| |
+----| |--------| |--------| |---------------+

could be written as

(A*B'*C*D') + (E*A*C)

could be reduced to


and further reduced to


which is the same as

-------| |---------| |----+---|/|--------|/|----+----( )
| |
+----| |--------------+

or at least I think.

Been messing with this stuff just a little. Has anyone used Boolean algebra to simplify code? How do you deal with oneshots, timers, scan, etc.?

Short painful story:
Had this boss once that would draw these Boolean Logic Diagrams (at least that is what he called them) which were drawn up as logic gates. He would hand them to the PLC programmers and they would go to town programming the PLC code. Nice thought, but it would make for some disaster code because the code wouldn't appear to follow any logical order. Everything would be dumped in one program file, no organization. A coil that would be used to fire a sequence in rung 4 might not appear until rung 400. I reduced a page of Logic gates down to only one N.O. contact once using Boolean Algebra. He was red. Contributed to me finally getting laid off. hence the www.prousucks.com domain that I purchased for $11.00. Now, I am being paid by his ex customers to fix the logic. Can't seem to escape it.

So I defintely need some pointers in reducing code more efficiently.
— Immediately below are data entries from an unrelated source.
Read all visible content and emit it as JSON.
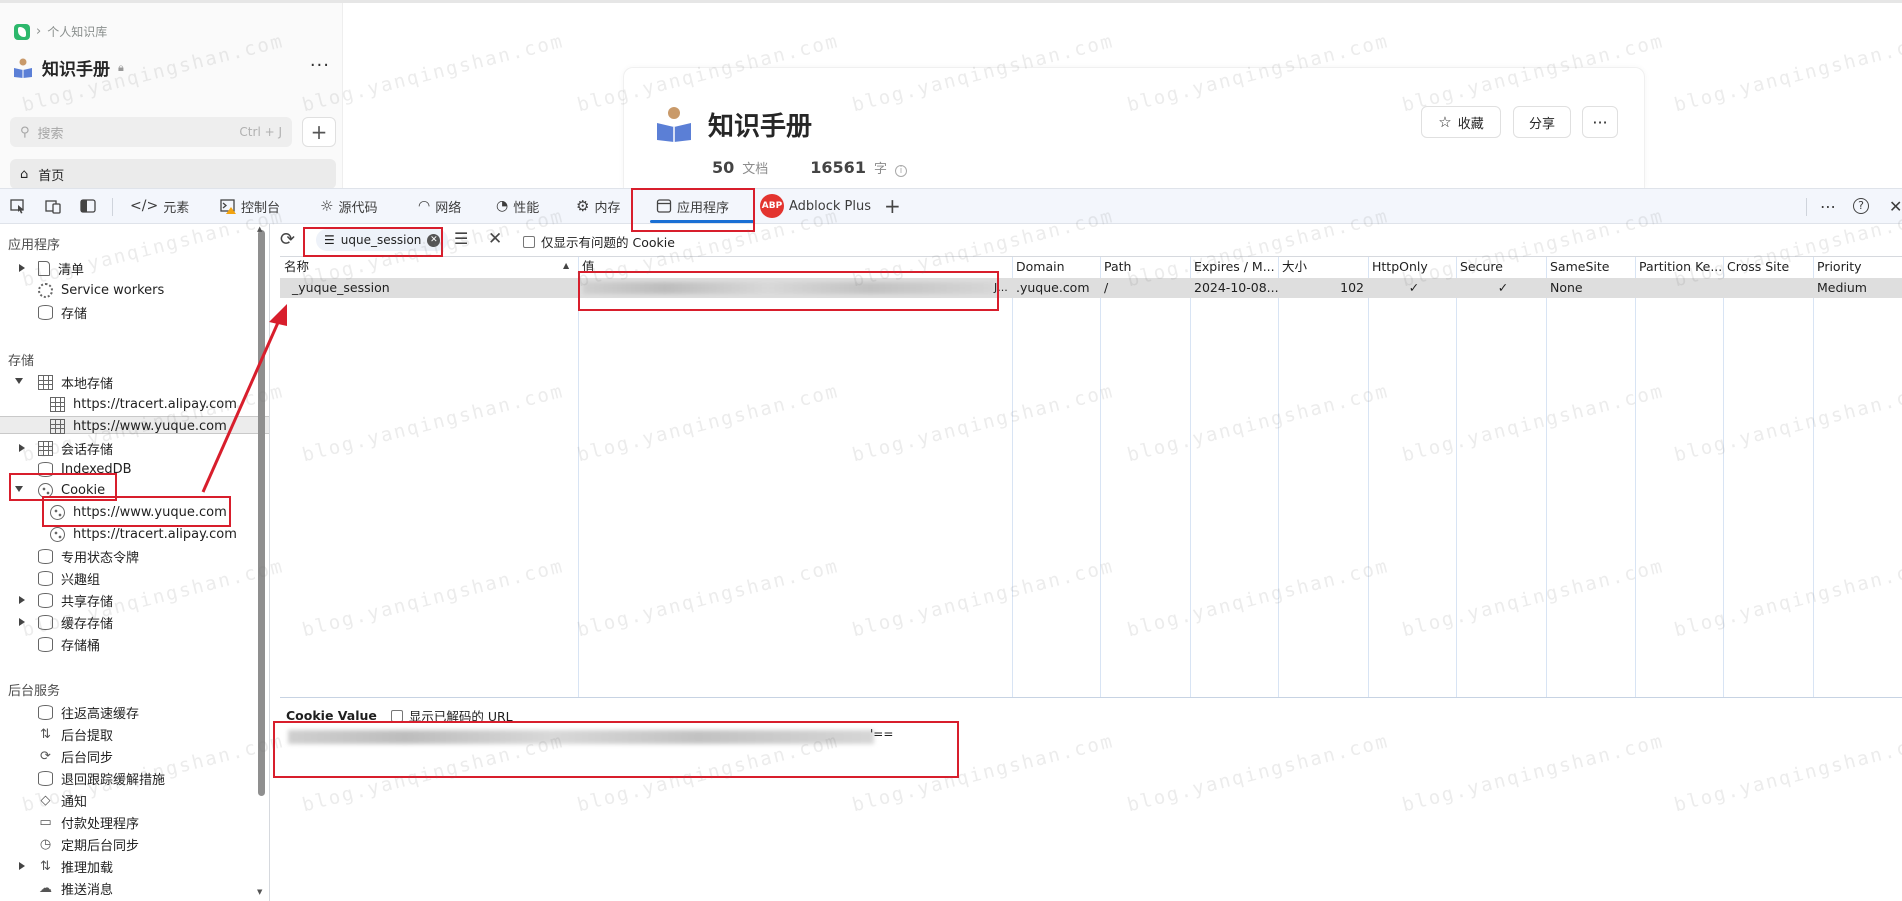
{
  "yuque": {
    "breadcrumb": "个人知识库",
    "kb_title": "知识手册",
    "search_placeholder": "搜索",
    "search_shortcut": "Ctrl + J",
    "nav_home": "首页",
    "main_title": "知识手册",
    "doc_count": "50",
    "doc_label": "文档",
    "word_count": "16561",
    "word_label": "字",
    "collect_label": "收藏",
    "share_label": "分享"
  },
  "devtools": {
    "tabs": {
      "elements": "元素",
      "console": "控制台",
      "sources": "源代码",
      "network": "网络",
      "performance": "性能",
      "memory": "内存",
      "application": "应用程序",
      "adblock": "Adblock Plus"
    },
    "abp_badge": "ABP",
    "sidebar": {
      "section_app": "应用程序",
      "manifest": "清单",
      "service_workers": "Service workers",
      "storage_overview": "存储",
      "section_storage": "存储",
      "local_storage": "本地存储",
      "local_tracert": "https://tracert.alipay.com",
      "local_yuque": "https://www.yuque.com",
      "session_storage": "会话存储",
      "indexeddb": "IndexedDB",
      "cookie": "Cookie",
      "cookie_yuque": "https://www.yuque.com",
      "cookie_tracert": "https://tracert.alipay.com",
      "private_state_tokens": "专用状态令牌",
      "interest_groups": "兴趣组",
      "shared_storage": "共享存储",
      "cache_storage": "缓存存储",
      "storage_buckets": "存储桶",
      "section_background": "后台服务",
      "bfcache": "往返高速缓存",
      "background_fetch": "后台提取",
      "background_sync": "后台同步",
      "bounce_tracking": "退回跟踪缓解措施",
      "notifications": "通知",
      "payment_handler": "付款处理程序",
      "periodic_sync": "定期后台同步",
      "speculative_loads": "推理加载",
      "push_messaging": "推送消息"
    },
    "filter": {
      "value": "uque_session",
      "only_issues_label": "仅显示有问题的 Cookie"
    },
    "table": {
      "headers": [
        "名称",
        "值",
        "Domain",
        "Path",
        "Expires / M...",
        "大小",
        "HttpOnly",
        "Secure",
        "SameSite",
        "Partition Ke...",
        "Cross Site",
        "Priority"
      ],
      "row": {
        "name": "_yuque_session",
        "value_tail": "J...",
        "domain": ".yuque.com",
        "path": "/",
        "expires": "2024-10-08...",
        "size": "102",
        "httponly": "✓",
        "secure": "✓",
        "samesite": "None",
        "priority": "Medium"
      }
    },
    "cookie_value": {
      "title": "Cookie Value",
      "show_decoded_label": "显示已解码的 URL",
      "value_tail": "'=="
    }
  },
  "watermark": "blog.yanqingshan.com",
  "colors": {
    "annotation_red": "#d81e2c",
    "active_tab_blue": "#1a6fd4",
    "abp_red": "#e3342f",
    "yuque_green": "#2db86c"
  }
}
I am going to study the above posts some more before I turn in. I wish I could reduce code that quick.